score status No. 1, 2, 1 0, 1, 2 0, 0, 1
I need this, to write a C# style pseudo SQL:
rows = empty; rows = "SELECT * FROM `table` WHERE score = 1" if (rows.Count > 0) //at least one row return rows; rows = "SELECT * FROM `table` WHERE status = 2" if (rows.Count > 1) //more than one row return row with MAX(No.) from rows; //ie MAX(No.) where status = 2 return rows;
I hope I could be clear. In short, select from my table records with score = 1, and if there isn't such a record, return the record where status = 2 and if there are more than one record with status = 2, then return the record with maximum value for No. where status = 2 (if no record at all with status = 2, return empty).
How can I write it in one query? It should be a good learning experience for me. Otherwise I know to breakup into smaller queries and run each one. And I can't go with stored procedures right now..
Edit: Actually my query will have a few more WHERE clauses but identical in both the conditions and that is why I omitted it. Hence, regarding the first condition, there will be only one record returned for now.
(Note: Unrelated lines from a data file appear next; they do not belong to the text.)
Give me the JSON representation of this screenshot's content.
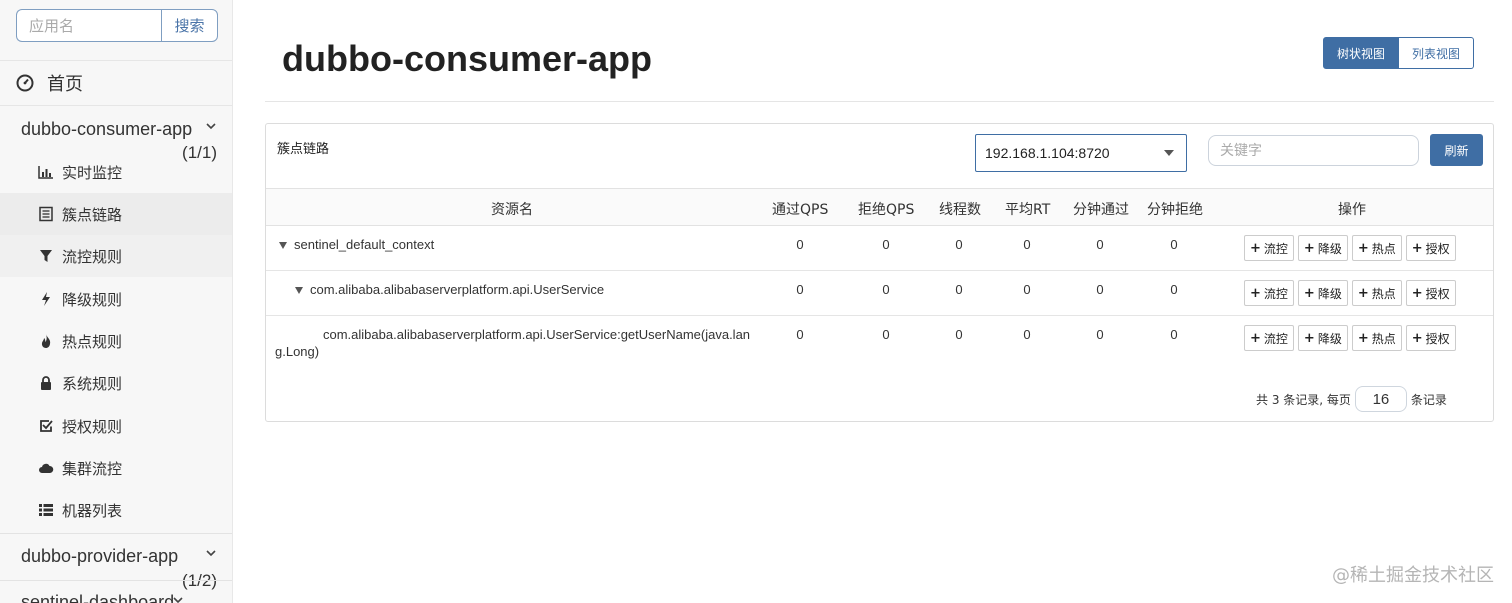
{
  "sidebar": {
    "search": {
      "placeholder": "应用名",
      "button_label": "搜索"
    },
    "home_label": "首页",
    "apps": [
      {
        "name": "dubbo-consumer-app",
        "count": "(1/1)"
      },
      {
        "name": "dubbo-provider-app",
        "count": "(1/2)"
      },
      {
        "name": "sentinel-dashboard"
      }
    ],
    "menu": [
      {
        "label": "实时监控",
        "icon": "bar-chart-icon"
      },
      {
        "label": "簇点链路",
        "icon": "list-icon"
      },
      {
        "label": "流控规则",
        "icon": "filter-icon"
      },
      {
        "label": "降级规则",
        "icon": "bolt-icon"
      },
      {
        "label": "热点规则",
        "icon": "fire-icon"
      },
      {
        "label": "系统规则",
        "icon": "lock-icon"
      },
      {
        "label": "授权规则",
        "icon": "check-icon"
      },
      {
        "label": "集群流控",
        "icon": "cloud-icon"
      },
      {
        "label": "机器列表",
        "icon": "th-list-icon"
      }
    ]
  },
  "main": {
    "title": "dubbo-consumer-app",
    "view_toggle": {
      "tree": "树状视图",
      "list": "列表视图"
    },
    "panel_label": "簇点链路",
    "machine": "192.168.1.104:8720",
    "keyword_placeholder": "关键字",
    "refresh_label": "刷新",
    "columns": [
      "资源名",
      "通过QPS",
      "拒绝QPS",
      "线程数",
      "平均RT",
      "分钟通过",
      "分钟拒绝",
      "操作"
    ],
    "rows": [
      {
        "name": "sentinel_default_context",
        "values": [
          "0",
          "0",
          "0",
          "0",
          "0",
          "0"
        ]
      },
      {
        "name": "com.alibaba.alibabaserverplatform.api.UserService",
        "values": [
          "0",
          "0",
          "0",
          "0",
          "0",
          "0"
        ]
      },
      {
        "name_line1": "com.alibaba.alibabaserverplatform.api.UserService:getUserName(java.lan",
        "name_line2": "g.Long)",
        "values": [
          "0",
          "0",
          "0",
          "0",
          "0",
          "0"
        ]
      }
    ],
    "ops": {
      "flow": "流控",
      "degrade": "降级",
      "hot": "热点",
      "auth": "授权"
    },
    "pager": {
      "prefix": "共 3 条记录, 每页",
      "page_size": "16",
      "suffix": "条记录"
    }
  },
  "watermark": "@稀土掘金技术社区",
  "colors": {
    "primary": "#3f6ea4",
    "sidebar_bg": "#f7f7f7"
  }
}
That is
SELECT * FROM table WHERE score = 1 will return just one row for now. And I need / I'll accept answers that gives such a solution too. But the point is you never know, may be in future with some design changes, there could be more rows with
score = 1. That is why I went for records instead of record. But ideally the business logic is to have all records with
score = 1. For now, record will do. I'm just thinking query will be much simpler if only one row is returned and my teammates can assimilate the code easily.
Final Update: Thank you all guys, you've been very kind :) Many answers worked well, and choosing one is really really daunting. My finding on the answers:
Answers which worked only when first condition
score = 1returned only one row: @HannoBinder's, @ShlomiNoach's, @DaniellePaquette-Harvey's. For the moment, I 'll stick with @Danielle's (which is freakingly simple) and later revert if there arises need to have more than one row)
Rest of the answers, I couldn't test as they were either not very specific or not related to MySQL.
@MatthewPK's is not appropriate in the context.
Awarding the bounty and accepting an answer is tough with so many right answers. I chose this one since I felt it is probably more efficient and readable too, but I'll accept @Scen's answer for being downright simple.